Anyway, I will sit here, surrounded by destruction, as well as this bounty of jewel-toned literary and human treasures, until I have examined every gorgeous, every destroyed, seemingly effortless, seemingly for the ages, but newly created artifact. Each is a passionately rendered, beautifully achieved, question. And, you get the ANSWERS! (the author ALWAYS provides the answers!). Then, leaving this treasure where I found it (Okay, on Kindle, it was recommended, I took the chance), to be found by future explorers, future stumble-uponers, and future Kindlers (WHAT ARE YOU WAITING FOR?), like myself.
Prepare yourself for a series of actual BOOKS, that will both better you (without preachiness), engage you (without the unnecessary), fascinate you (with the purity of it's story-telling), and, all the way along your journey, amuse the heck out of you! READ. THESE. BOOKS. You'll thank you. Keith
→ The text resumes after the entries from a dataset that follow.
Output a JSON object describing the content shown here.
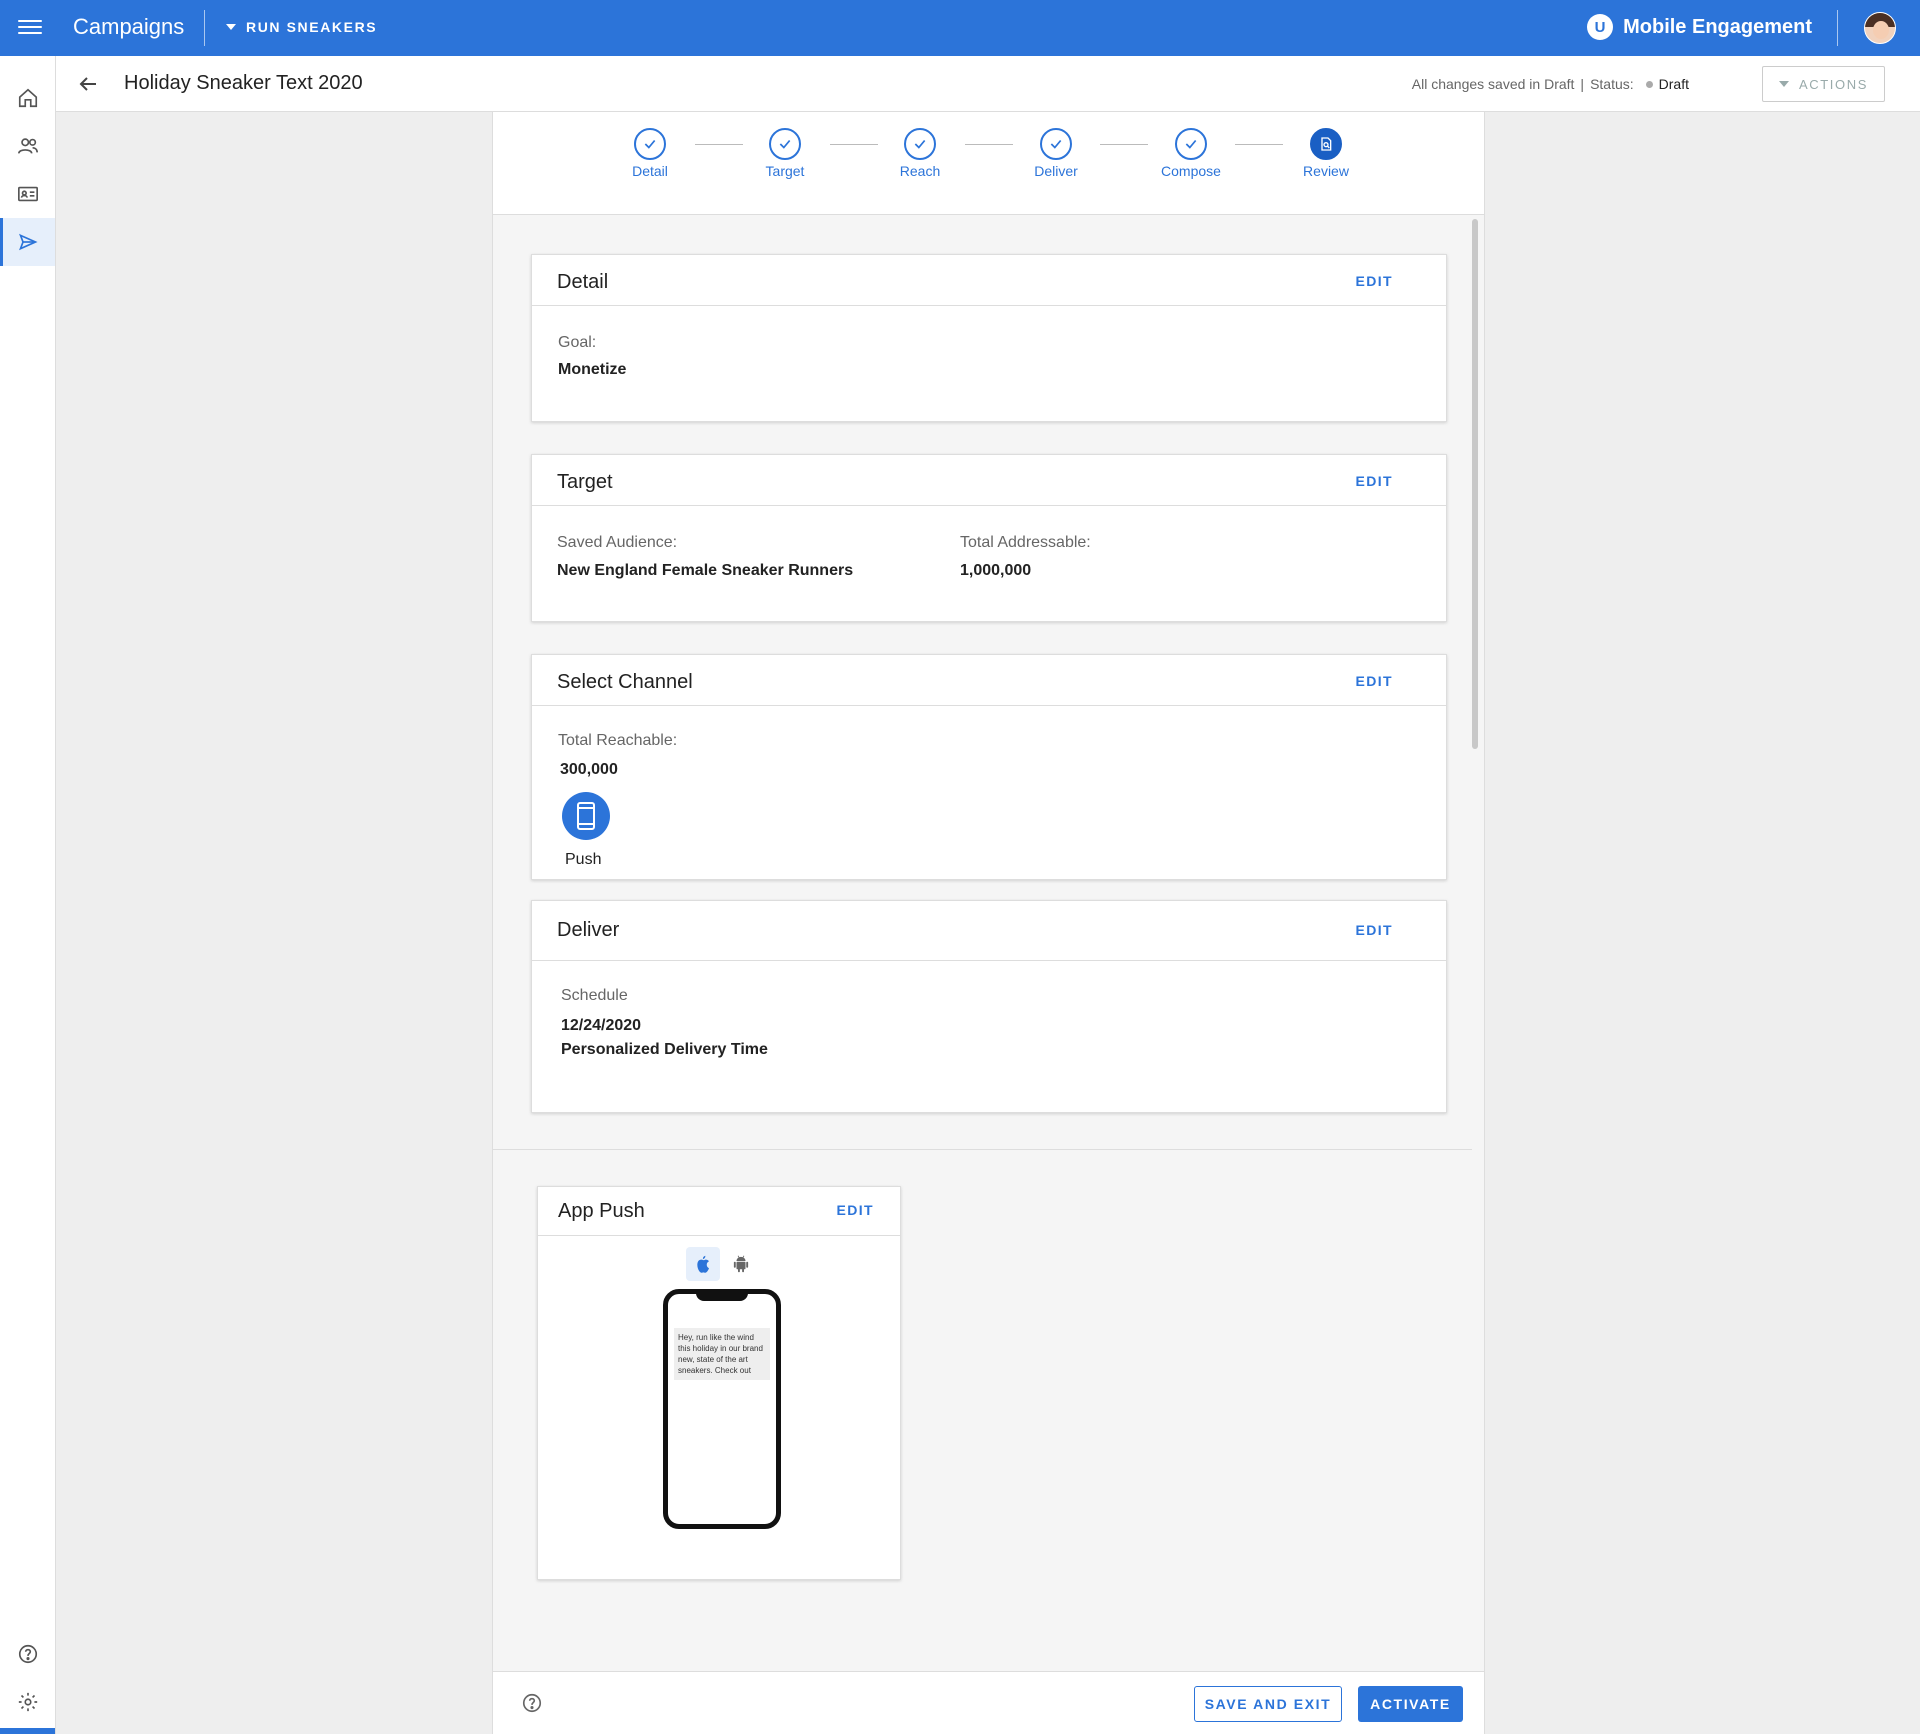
{
  "topbar": {
    "app_title": "Campaigns",
    "brand_selector": "RUN SNEAKERS",
    "logo_letter": "U",
    "product_name": "Mobile Engagement"
  },
  "subheader": {
    "title": "Holiday Sneaker Text 2020",
    "save_status": "All changes saved in Draft",
    "separator": "|",
    "status_label": "Status:",
    "status_value": "Draft",
    "actions_label": "ACTIONS"
  },
  "stepper": {
    "steps": [
      {
        "label": "Detail",
        "state": "complete"
      },
      {
        "label": "Target",
        "state": "complete"
      },
      {
        "label": "Reach",
        "state": "complete"
      },
      {
        "label": "Deliver",
        "state": "complete"
      },
      {
        "label": "Compose",
        "state": "complete"
      },
      {
        "label": "Review",
        "state": "current"
      }
    ]
  },
  "cards": {
    "edit_label": "EDIT",
    "detail": {
      "title": "Detail",
      "goal_label": "Goal:",
      "goal_value": "Monetize"
    },
    "target": {
      "title": "Target",
      "audience_label": "Saved Audience:",
      "audience_value": "New England Female Sneaker Runners",
      "addressable_label": "Total Addressable:",
      "addressable_value": "1,000,000"
    },
    "channel": {
      "title": "Select Channel",
      "reachable_label": "Total Reachable:",
      "reachable_value": "300,000",
      "channel_name": "Push"
    },
    "deliver": {
      "title": "Deliver",
      "schedule_label": "Schedule",
      "date_value": "12/24/2020",
      "timing_value": "Personalized Delivery Time"
    },
    "app_push": {
      "title": "App Push",
      "message_preview": "Hey, run like the wind this holiday in our brand new, state of the art sneakers. Check out"
    }
  },
  "footer": {
    "save_exit_label": "SAVE AND EXIT",
    "activate_label": "ACTIVATE"
  },
  "colors": {
    "primary": "#2c74d9",
    "current_step": "#1a5fc4"
  }
}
The partial tattoo was the first clue – there were others, but they were a problem to follow up on. Recovering from his previous case; his girlfriend quietly leaving town – Duffy was into the booze and cigarettes, his confidence at an all time low. Could he and his not-so-good team of officers discover the killer’s identity before more bodies turned up? Or was he in trouble once again?
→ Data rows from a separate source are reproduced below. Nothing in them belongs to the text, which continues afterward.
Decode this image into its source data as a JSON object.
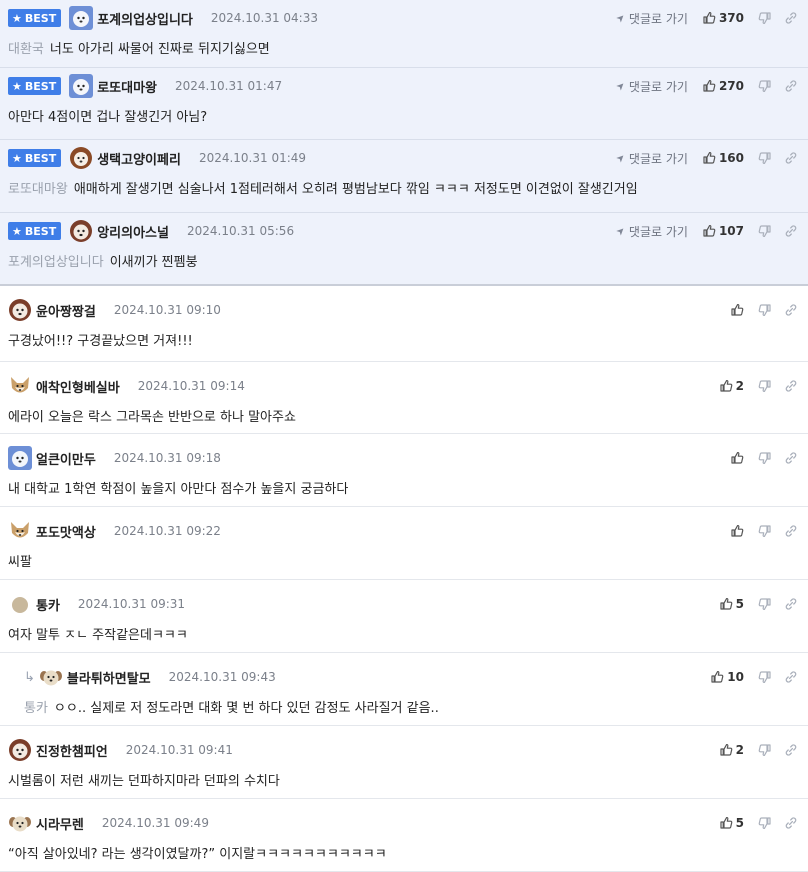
{
  "best_label": "BEST",
  "goto_label": "댓글로 가기",
  "comments": [
    {
      "kind": "best",
      "nick": "포계의업상입니다",
      "time": "2024.10.31 04:33",
      "mention": "대환국",
      "text": "너도 아가리 싸물어 진짜로 뒤지기싫으면",
      "likes": "370",
      "avatar": "snow"
    },
    {
      "kind": "best",
      "nick": "로또대마왕",
      "time": "2024.10.31 01:47",
      "mention": "",
      "text": "아만다 4점이면 겁나 잘생긴거 아님?",
      "likes": "270",
      "avatar": "snow"
    },
    {
      "kind": "best",
      "nick": "생택고양이페리",
      "time": "2024.10.31 01:49",
      "mention": "로또대마왕",
      "text": "애매하게 잘생기면 심술나서 1점테러해서 오히려 평범남보다 깎임 ㅋㅋㅋ 저정도면 이견없이 잘생긴거임",
      "likes": "160",
      "avatar": "lion"
    },
    {
      "kind": "best",
      "nick": "앙리의아스널",
      "time": "2024.10.31 05:56",
      "mention": "포계의업상입니다",
      "text": "이새끼가 찐펨붕",
      "likes": "107",
      "avatar": "dog"
    },
    {
      "kind": "normal",
      "nick": "윤아짱짱걸",
      "time": "2024.10.31 09:10",
      "mention": "",
      "text": "구경났어!!? 구경끝났으면 거져!!!",
      "likes": "",
      "avatar": "dog"
    },
    {
      "kind": "normal",
      "nick": "애착인형베실바",
      "time": "2024.10.31 09:14",
      "mention": "",
      "text": "에라이 오늘은 락스 그라목손 반반으로 하나 말아주쇼",
      "likes": "2",
      "avatar": "fox"
    },
    {
      "kind": "normal",
      "nick": "얼큰이만두",
      "time": "2024.10.31 09:18",
      "mention": "",
      "text": "내 대학교 1학연 학점이 높을지 아만다 점수가 높을지 궁금하다",
      "likes": "",
      "avatar": "snow"
    },
    {
      "kind": "normal",
      "nick": "포도맛액상",
      "time": "2024.10.31 09:22",
      "mention": "",
      "text": "씨팔",
      "likes": "",
      "avatar": "fox"
    },
    {
      "kind": "normal",
      "nick": "통카",
      "time": "2024.10.31 09:31",
      "mention": "",
      "text": "여자 말투 ㅈㄴ 주작같은데ㅋㅋㅋ",
      "likes": "5",
      "avatar": "circle"
    },
    {
      "kind": "reply",
      "nick": "블라튀하면탈모",
      "time": "2024.10.31 09:43",
      "mention": "통카",
      "text": "ㅇㅇ.. 실제로 저 정도라면 대화 몇 번 하다 있던 감정도 사라질거 같음..",
      "likes": "10",
      "avatar": "pup"
    },
    {
      "kind": "normal",
      "nick": "진정한챔피언",
      "time": "2024.10.31 09:41",
      "mention": "",
      "text": "시벌롬이 저런 새끼는 던파하지마라 던파의 수치다",
      "likes": "2",
      "avatar": "dog"
    },
    {
      "kind": "normal",
      "nick": "시라무렌",
      "time": "2024.10.31 09:49",
      "mention": "",
      "text": "“아직 살아있네? 라는 생각이였달까?” 이지랄ㅋㅋㅋㅋㅋㅋㅋㅋㅋㅋㅋ",
      "likes": "5",
      "avatar": "pup"
    }
  ]
}
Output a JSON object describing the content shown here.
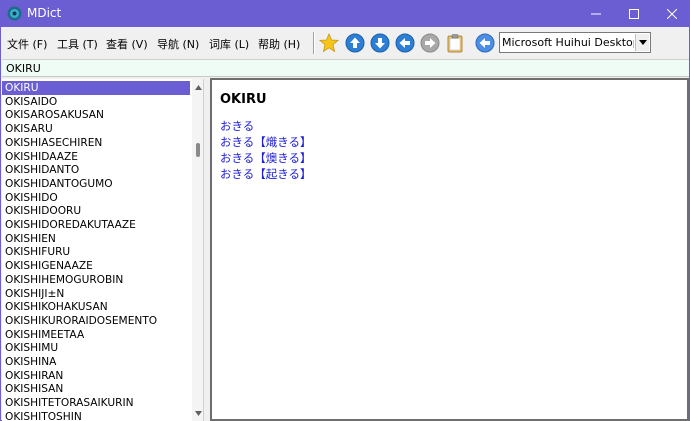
{
  "window": {
    "title": "MDict"
  },
  "menu": [
    {
      "label": "文件 (F)"
    },
    {
      "label": "工具 (T)"
    },
    {
      "label": "查看 (V)"
    },
    {
      "label": "导航 (N)"
    },
    {
      "label": "词库 (L)"
    },
    {
      "label": "帮助 (H)"
    }
  ],
  "toolbar": {
    "icons": [
      "star-icon",
      "arrow-up-icon",
      "arrow-down-icon",
      "arrow-back-icon",
      "arrow-forward-icon",
      "clipboard-icon",
      "audio-back-icon"
    ],
    "dictionary_select": "Microsoft Huihui Desktop -"
  },
  "search": {
    "value": "OKIRU"
  },
  "word_list": {
    "selected_index": 0,
    "items": [
      "OKIRU",
      "OKISAIDO",
      "OKISAROSAKUSAN",
      "OKISARU",
      "OKISHIASECHIREN",
      "OKISHIDAAZE",
      "OKISHIDANTO",
      "OKISHIDANTOGUMO",
      "OKISHIDO",
      "OKISHIDOORU",
      "OKISHIDOREDAKUTAAZE",
      "OKISHIEN",
      "OKISHIFURU",
      "OKISHIGENAAZE",
      "OKISHIHEMOGUROBIN",
      "OKISHIJI±N",
      "OKISHIKOHAKUSAN",
      "OKISHIKURORAIDOSEMENTO",
      "OKISHIMEETAA",
      "OKISHIMU",
      "OKISHINA",
      "OKISHIRAN",
      "OKISHISAN",
      "OKISHITETORASAIKURIN",
      "OKISHITOSHIN"
    ]
  },
  "entry": {
    "headword": "OKIRU",
    "links": [
      "おきる",
      "おきる【熾きる】",
      "おきる【燠きる】",
      "おきる【起きる】"
    ]
  },
  "colors": {
    "titlebar": "#6a5ed2",
    "selection": "#6a5ed2",
    "link": "#2020d8",
    "search_bg": "#eefcf5"
  }
}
I Hear the Sirens in the Street is the 2nd in the Detective Sean Duffy series by Aussie author Adrian McKinty, and is set in Belfast and the parish of Islandmagee, Northern Island in the 1980s at the time of the Troubles. And boy, is there trouble! Duffy seems to be the typical boozy, morose cop who eventually gets the job done, but not without dramas along the way. Plenty of twists, lots of seemingly irrelevant information, and plenty of violence – I Hear the Sirens in the Street is worth recommending.
The police procedural here is quite excellent, to be sure. But look--how many mysteries are really mysterious these days? They've been done to death. What makes them stand out is the characterizations and the writing. McKinty uses the mystery as a backdrop to recreate an ugly era in history. That's a good thing, not a bad one, as some here would evidently have it. It is the first reason why this is a cut or three above the normal detective stuff. The historical details make it stand out. It brings the era to life and makes it real again, as scary as that is. This is as vivid as a nightmare.
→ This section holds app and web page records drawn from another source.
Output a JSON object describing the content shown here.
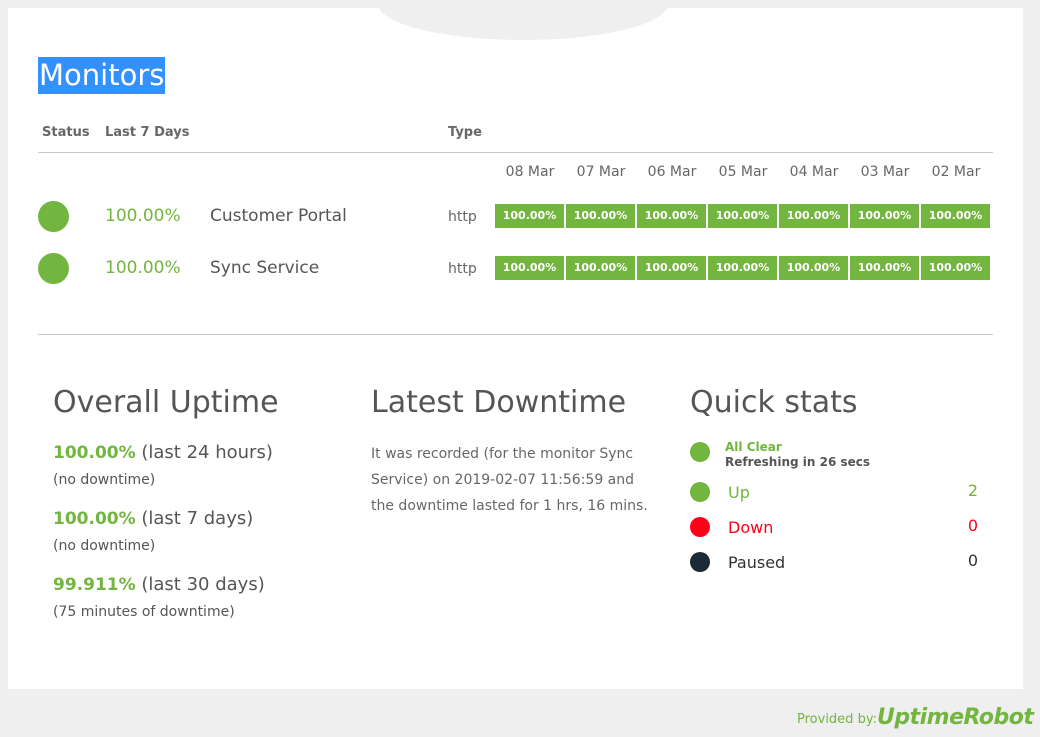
{
  "page_title": "Monitors",
  "columns": {
    "status": "Status",
    "last7": "Last 7 Days",
    "type": "Type"
  },
  "dates": [
    "08 Mar",
    "07 Mar",
    "06 Mar",
    "05 Mar",
    "04 Mar",
    "03 Mar",
    "02 Mar"
  ],
  "monitors": [
    {
      "uptime": "100.00%",
      "name": "Customer Portal",
      "type": "http",
      "daily": [
        "100.00%",
        "100.00%",
        "100.00%",
        "100.00%",
        "100.00%",
        "100.00%",
        "100.00%"
      ]
    },
    {
      "uptime": "100.00%",
      "name": "Sync Service",
      "type": "http",
      "daily": [
        "100.00%",
        "100.00%",
        "100.00%",
        "100.00%",
        "100.00%",
        "100.00%",
        "100.00%"
      ]
    }
  ],
  "overall": {
    "title": "Overall Uptime",
    "items": [
      {
        "value": "100.00%",
        "period": "(last 24 hours)",
        "note": "(no downtime)"
      },
      {
        "value": "100.00%",
        "period": "(last 7 days)",
        "note": "(no downtime)"
      },
      {
        "value": "99.911%",
        "period": "(last 30 days)",
        "note": "(75 minutes of downtime)"
      }
    ]
  },
  "latest": {
    "title": "Latest Downtime",
    "text": "It was recorded (for the monitor Sync Service) on 2019-02-07 11:56:59 and the downtime lasted for 1 hrs, 16 mins."
  },
  "quick": {
    "title": "Quick stats",
    "status": "All Clear",
    "refresh": "Refreshing in 26 secs",
    "up_label": "Up",
    "up_count": "2",
    "down_label": "Down",
    "down_count": "0",
    "paused_label": "Paused",
    "paused_count": "0"
  },
  "colors": {
    "up": "#72b53f",
    "down": "#ff0019",
    "paused": "#1c2a35",
    "highlight": "#3390ff"
  },
  "footer": {
    "provided_by": "Provided by:",
    "brand": "UptimeRobot"
  }
}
It would all be for nothing, of course, if the book was boring or Sean Duffy was a cardboard character. Neither of those things is true here. McKinty's second prong is his careful writing style. Nope, this is definitely not a dime-novel pulp book played like a cartoon. He thinks about what he is writing in terms of prose style. This stands up well to books that would be considered more as literature than detective stories. Third, the richness of the Duffy character is perhaps the most marvelous part of this. He seems real: flawed, intense, world-weary and smart. You can add lots of adjectives, because he is complicated. Most real people are.
The writing style and historical details mirror the 1st book in the trilogy (Cold, Cold Ground), but I thought the plot and the police procedural aspect of this one were far better. Overall, this is a tour de force.